* **ACTIVITY**: The data beneath this task has to be reprinted character for character.

* **STUDY MATERIAL**:
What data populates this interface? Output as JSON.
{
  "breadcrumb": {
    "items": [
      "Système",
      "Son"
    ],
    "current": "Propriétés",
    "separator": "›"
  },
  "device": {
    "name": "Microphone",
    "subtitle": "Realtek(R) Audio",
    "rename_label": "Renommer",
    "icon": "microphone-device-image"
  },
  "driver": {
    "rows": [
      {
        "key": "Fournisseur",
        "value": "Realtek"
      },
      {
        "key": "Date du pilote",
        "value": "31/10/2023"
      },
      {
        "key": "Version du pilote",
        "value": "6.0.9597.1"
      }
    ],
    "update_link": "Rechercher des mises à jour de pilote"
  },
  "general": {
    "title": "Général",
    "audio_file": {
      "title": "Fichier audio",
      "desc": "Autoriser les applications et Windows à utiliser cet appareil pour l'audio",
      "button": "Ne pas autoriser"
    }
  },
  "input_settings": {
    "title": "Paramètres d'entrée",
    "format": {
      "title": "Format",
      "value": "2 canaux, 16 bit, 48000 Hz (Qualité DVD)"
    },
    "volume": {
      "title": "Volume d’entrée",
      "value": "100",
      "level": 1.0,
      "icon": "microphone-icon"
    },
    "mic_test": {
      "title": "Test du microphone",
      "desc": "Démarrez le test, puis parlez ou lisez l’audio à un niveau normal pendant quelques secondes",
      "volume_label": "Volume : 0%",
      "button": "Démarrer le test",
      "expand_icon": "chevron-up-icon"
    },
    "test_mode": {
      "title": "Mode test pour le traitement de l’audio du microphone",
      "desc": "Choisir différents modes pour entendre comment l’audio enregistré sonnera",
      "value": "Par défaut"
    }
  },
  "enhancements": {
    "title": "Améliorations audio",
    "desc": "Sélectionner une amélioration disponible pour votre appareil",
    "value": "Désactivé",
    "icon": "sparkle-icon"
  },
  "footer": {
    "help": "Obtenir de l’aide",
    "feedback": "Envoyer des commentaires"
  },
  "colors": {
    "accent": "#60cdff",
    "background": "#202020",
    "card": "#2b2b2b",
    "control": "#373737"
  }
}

* **RESPONSE TO THE EXERCISE**:
What data populates this interface? Output as JSON.
{
  "breadcrumb": {
    "items": [
      "Système",
      "Son"
    ],
    "current": "Propriétés",
    "separator": "›"
  },
  "device": {
    "name": "Microphone",
    "subtitle": "Realtek(R) Audio",
    "rename_label": "Renommer",
    "icon": "microphone-device-image"
  },
  "driver": {
    "rows": [
      {
        "key": "Fournisseur",
        "value": "Realtek"
      },
      {
        "key": "Date du pilote",
        "value": "31/10/2023"
      },
      {
        "key": "Version du pilote",
        "value": "6.0.9597.1"
      }
    ],
    "update_link": "Rechercher des mises à jour de pilote"
  },
  "general": {
    "title": "Général",
    "audio_file": {
      "title": "Fichier audio",
      "desc": "Autoriser les applications et Windows à utiliser cet appareil pour l'audio",
      "button": "Ne pas autoriser"
    }
  },
  "input_settings": {
    "title": "Paramètres d'entrée",
    "format": {
      "title": "Format",
      "value": "2 canaux, 16 bit, 48000 Hz (Qualité DVD)"
    },
    "volume": {
      "title": "Volume d’entrée",
      "value": "100",
      "level": 1.0,
      "icon": "microphone-icon"
    },
    "mic_test": {
      "title": "Test du microphone",
      "desc": "Démarrez le test, puis parlez ou lisez l’audio à un niveau normal pendant quelques secondes",
      "volume_label": "Volume : 0%",
      "button": "Démarrer le test",
      "expand_icon": "chevron-up-icon"
    },
    "test_mode": {
      "title": "Mode test pour le traitement de l’audio du microphone",
      "desc": "Choisir différents modes pour entendre comment l’audio enregistré sonnera",
      "value": "Par défaut"
    }
  },
  "enhancements": {
    "title": "Améliorations audio",
    "desc": "Sélectionner une amélioration disponible pour votre appareil",
    "value": "Désactivé",
    "icon": "sparkle-icon"
  },
  "footer": {
    "help": "Obtenir de l’aide",
    "feedback": "Envoyer des commentaires"
  },
  "colors": {
    "accent": "#60cdff",
    "background": "#202020",
    "card": "#2b2b2b",
    "control": "#373737"
  }
}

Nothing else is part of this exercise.